ABOUT THIS TASK
Below are records; copy every line among them that contains the word "CLIN".

═════ LISTED ENTRIES

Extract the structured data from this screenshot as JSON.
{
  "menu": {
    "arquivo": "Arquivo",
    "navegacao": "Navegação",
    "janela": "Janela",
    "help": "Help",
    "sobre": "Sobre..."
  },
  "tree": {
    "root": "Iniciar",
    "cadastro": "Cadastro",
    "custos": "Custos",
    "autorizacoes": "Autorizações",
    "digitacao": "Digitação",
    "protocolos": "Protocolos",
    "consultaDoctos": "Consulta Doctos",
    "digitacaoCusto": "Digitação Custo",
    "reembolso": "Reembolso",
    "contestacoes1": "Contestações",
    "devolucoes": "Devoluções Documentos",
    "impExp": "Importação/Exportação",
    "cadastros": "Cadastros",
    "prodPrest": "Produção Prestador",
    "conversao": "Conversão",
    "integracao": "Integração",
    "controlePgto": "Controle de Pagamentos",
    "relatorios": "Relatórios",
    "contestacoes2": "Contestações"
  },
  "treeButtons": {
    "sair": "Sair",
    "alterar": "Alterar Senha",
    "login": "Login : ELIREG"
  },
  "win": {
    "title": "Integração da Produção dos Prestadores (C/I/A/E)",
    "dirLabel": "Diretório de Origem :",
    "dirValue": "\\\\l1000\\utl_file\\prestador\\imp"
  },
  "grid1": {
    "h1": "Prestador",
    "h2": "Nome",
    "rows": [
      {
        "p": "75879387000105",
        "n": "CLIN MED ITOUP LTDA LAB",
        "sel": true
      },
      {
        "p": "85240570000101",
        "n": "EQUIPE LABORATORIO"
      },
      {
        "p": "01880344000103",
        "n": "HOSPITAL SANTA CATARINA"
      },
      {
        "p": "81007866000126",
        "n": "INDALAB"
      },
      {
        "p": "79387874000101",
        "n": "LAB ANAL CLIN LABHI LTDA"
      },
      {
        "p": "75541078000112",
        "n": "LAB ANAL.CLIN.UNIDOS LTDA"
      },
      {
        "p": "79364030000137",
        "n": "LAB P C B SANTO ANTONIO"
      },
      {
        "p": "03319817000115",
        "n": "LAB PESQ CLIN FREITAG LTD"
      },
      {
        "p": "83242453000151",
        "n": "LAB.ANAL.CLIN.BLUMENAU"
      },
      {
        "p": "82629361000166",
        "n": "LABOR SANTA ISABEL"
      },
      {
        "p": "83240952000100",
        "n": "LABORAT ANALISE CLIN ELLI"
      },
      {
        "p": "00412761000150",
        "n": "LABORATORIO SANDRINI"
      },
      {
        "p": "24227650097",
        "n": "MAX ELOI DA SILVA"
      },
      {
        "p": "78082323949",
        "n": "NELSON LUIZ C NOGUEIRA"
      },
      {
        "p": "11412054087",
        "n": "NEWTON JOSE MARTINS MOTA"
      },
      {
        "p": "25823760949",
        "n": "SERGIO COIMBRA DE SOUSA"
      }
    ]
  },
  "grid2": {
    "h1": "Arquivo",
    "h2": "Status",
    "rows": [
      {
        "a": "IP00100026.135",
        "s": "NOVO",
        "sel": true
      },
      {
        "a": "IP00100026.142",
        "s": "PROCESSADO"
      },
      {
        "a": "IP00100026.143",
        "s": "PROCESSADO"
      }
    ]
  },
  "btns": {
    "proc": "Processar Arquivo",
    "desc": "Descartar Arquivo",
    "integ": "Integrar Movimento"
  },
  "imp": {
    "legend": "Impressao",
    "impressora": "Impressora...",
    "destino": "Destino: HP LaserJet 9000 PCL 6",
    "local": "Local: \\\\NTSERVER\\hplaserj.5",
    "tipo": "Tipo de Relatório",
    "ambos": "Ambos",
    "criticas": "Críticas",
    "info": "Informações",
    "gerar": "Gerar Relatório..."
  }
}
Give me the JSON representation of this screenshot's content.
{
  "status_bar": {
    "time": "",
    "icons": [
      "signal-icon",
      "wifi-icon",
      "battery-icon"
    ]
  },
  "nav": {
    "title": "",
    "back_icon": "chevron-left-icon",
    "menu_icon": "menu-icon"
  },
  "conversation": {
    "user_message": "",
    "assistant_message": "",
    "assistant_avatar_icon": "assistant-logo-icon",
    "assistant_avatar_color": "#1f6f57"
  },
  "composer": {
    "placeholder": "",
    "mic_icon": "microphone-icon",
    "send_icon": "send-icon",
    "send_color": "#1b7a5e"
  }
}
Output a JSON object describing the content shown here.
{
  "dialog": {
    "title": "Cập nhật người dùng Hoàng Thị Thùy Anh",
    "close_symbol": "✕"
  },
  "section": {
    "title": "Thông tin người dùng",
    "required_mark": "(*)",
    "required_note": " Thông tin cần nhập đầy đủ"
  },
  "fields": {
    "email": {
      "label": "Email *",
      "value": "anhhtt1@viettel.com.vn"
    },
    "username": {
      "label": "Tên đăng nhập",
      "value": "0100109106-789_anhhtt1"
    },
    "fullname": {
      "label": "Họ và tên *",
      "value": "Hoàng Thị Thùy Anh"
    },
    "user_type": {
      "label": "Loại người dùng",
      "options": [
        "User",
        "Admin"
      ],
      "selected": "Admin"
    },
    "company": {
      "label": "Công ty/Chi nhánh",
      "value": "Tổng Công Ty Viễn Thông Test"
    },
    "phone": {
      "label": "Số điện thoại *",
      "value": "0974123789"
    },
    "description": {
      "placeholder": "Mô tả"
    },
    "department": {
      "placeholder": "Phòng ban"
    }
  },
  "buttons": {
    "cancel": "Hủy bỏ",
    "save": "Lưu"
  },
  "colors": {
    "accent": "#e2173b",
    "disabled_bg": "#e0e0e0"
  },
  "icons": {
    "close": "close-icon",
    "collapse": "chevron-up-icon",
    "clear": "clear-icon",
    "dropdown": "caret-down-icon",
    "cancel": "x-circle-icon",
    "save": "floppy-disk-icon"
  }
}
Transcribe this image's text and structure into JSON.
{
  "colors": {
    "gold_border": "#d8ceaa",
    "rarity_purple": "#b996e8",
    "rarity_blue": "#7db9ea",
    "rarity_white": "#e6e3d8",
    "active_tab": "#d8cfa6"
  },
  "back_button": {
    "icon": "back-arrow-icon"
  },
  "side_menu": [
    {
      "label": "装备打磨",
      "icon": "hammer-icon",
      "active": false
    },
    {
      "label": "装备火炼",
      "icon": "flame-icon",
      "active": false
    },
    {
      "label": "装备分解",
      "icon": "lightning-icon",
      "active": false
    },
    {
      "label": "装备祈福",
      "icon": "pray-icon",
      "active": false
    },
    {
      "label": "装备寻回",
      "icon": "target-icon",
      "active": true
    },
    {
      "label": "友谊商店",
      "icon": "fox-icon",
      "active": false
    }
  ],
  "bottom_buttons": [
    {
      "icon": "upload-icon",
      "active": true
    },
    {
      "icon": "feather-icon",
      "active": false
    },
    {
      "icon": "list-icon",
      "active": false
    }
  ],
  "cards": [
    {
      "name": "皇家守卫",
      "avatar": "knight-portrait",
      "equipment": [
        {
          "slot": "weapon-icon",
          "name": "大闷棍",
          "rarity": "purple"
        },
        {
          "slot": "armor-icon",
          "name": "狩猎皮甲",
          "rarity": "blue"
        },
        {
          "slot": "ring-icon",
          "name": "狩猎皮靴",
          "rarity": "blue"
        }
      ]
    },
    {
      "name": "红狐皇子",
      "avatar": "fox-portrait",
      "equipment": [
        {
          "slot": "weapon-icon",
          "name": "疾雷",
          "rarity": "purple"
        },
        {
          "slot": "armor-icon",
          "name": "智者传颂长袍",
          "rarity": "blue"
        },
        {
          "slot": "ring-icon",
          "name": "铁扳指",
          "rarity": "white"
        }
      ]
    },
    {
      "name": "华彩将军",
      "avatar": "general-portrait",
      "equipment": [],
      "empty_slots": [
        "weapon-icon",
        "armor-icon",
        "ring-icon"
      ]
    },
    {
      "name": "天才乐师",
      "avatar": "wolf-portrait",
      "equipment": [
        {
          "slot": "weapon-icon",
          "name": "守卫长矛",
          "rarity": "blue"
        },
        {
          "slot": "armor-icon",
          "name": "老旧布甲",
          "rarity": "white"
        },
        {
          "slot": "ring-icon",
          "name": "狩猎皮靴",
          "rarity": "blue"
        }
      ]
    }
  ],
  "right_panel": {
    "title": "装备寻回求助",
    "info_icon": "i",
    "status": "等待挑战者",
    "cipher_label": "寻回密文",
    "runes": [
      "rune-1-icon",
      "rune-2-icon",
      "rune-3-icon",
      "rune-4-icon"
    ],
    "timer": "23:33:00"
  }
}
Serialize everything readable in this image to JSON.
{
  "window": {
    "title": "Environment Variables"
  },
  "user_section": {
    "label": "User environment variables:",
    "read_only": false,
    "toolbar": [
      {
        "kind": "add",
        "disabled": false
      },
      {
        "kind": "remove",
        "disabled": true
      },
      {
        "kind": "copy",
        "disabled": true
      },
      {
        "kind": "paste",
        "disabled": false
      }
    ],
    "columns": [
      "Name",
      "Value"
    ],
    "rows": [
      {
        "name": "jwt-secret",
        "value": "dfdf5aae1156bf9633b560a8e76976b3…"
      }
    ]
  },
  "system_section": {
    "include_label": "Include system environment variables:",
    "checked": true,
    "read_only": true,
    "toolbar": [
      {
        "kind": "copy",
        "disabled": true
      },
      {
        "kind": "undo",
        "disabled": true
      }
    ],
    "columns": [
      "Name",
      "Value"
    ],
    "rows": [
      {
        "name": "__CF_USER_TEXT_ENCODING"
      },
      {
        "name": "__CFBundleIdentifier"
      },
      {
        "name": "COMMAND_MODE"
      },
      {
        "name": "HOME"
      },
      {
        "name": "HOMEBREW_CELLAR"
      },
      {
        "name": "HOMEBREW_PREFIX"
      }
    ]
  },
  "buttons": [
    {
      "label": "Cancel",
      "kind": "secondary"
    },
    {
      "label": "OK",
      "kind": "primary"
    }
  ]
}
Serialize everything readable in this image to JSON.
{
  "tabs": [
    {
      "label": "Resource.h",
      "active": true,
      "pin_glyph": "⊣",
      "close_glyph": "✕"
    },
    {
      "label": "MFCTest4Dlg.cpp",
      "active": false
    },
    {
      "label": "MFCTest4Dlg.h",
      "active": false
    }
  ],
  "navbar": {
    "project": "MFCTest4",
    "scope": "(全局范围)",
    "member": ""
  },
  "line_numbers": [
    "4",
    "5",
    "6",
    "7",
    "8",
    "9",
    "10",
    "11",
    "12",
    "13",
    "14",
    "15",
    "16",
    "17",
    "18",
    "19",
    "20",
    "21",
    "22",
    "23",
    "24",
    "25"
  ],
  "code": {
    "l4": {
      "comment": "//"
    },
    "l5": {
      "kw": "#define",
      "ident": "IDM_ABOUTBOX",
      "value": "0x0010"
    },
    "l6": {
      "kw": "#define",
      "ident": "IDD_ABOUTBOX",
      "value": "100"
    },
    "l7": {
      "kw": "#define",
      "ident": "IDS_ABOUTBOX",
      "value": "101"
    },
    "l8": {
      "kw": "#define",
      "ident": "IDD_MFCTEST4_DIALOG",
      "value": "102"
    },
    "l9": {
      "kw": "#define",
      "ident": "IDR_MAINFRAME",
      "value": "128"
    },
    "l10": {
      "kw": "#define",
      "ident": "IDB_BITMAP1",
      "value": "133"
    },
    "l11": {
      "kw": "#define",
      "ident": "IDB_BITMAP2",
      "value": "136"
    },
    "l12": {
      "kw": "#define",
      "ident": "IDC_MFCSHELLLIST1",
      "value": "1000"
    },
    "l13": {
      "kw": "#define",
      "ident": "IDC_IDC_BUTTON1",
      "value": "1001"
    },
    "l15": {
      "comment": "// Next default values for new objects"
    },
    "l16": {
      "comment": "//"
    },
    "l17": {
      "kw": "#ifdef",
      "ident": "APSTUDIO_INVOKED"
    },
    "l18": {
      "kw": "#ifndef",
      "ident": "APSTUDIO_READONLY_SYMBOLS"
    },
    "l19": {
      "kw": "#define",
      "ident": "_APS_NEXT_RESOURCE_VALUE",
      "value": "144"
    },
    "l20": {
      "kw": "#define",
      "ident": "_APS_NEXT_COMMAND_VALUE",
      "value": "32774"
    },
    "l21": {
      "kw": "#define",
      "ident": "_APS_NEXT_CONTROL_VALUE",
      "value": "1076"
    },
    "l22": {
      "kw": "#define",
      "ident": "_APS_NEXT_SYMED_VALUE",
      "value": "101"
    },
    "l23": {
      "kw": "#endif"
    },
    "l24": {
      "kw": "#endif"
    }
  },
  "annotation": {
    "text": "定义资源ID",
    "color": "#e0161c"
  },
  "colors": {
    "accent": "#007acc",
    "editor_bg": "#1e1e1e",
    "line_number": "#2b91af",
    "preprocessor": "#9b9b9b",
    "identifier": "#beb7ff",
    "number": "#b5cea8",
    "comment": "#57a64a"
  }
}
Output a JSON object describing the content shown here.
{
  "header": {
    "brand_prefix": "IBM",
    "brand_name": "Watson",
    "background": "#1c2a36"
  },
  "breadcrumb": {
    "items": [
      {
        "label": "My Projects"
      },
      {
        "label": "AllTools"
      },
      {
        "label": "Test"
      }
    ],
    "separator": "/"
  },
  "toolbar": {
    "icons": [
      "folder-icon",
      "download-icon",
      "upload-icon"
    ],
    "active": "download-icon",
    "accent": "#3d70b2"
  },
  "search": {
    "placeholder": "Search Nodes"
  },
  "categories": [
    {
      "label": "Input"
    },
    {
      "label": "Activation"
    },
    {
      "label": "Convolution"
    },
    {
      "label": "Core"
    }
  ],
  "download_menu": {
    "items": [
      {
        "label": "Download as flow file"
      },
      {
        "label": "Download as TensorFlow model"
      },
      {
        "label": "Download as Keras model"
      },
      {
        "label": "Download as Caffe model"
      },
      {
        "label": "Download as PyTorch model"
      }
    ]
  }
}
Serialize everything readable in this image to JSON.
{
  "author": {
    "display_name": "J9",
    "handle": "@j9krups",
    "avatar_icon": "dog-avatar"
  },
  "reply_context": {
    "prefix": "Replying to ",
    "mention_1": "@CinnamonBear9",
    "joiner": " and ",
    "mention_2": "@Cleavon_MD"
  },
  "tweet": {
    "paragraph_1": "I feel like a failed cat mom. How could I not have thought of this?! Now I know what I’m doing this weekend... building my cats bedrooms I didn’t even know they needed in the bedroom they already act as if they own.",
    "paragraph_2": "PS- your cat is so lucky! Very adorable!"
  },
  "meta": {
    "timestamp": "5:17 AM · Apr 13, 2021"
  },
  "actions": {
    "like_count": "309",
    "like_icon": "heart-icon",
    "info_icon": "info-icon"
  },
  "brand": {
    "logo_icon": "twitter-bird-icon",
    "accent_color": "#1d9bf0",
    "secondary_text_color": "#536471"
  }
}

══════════

EXERCISE SOLUTION
        "n": "CLIN MED ITOUP LTDA LAB",
        "n": "LAB ANAL CLIN LABHI LTDA"
        "n": "LAB ANAL.CLIN.UNIDOS LTDA"
        "n": "LAB PESQ CLIN FREITAG LTD"
        "n": "LAB.ANAL.CLIN.BLUMENAU"
        "n": "LABORAT ANALISE CLIN ELLI"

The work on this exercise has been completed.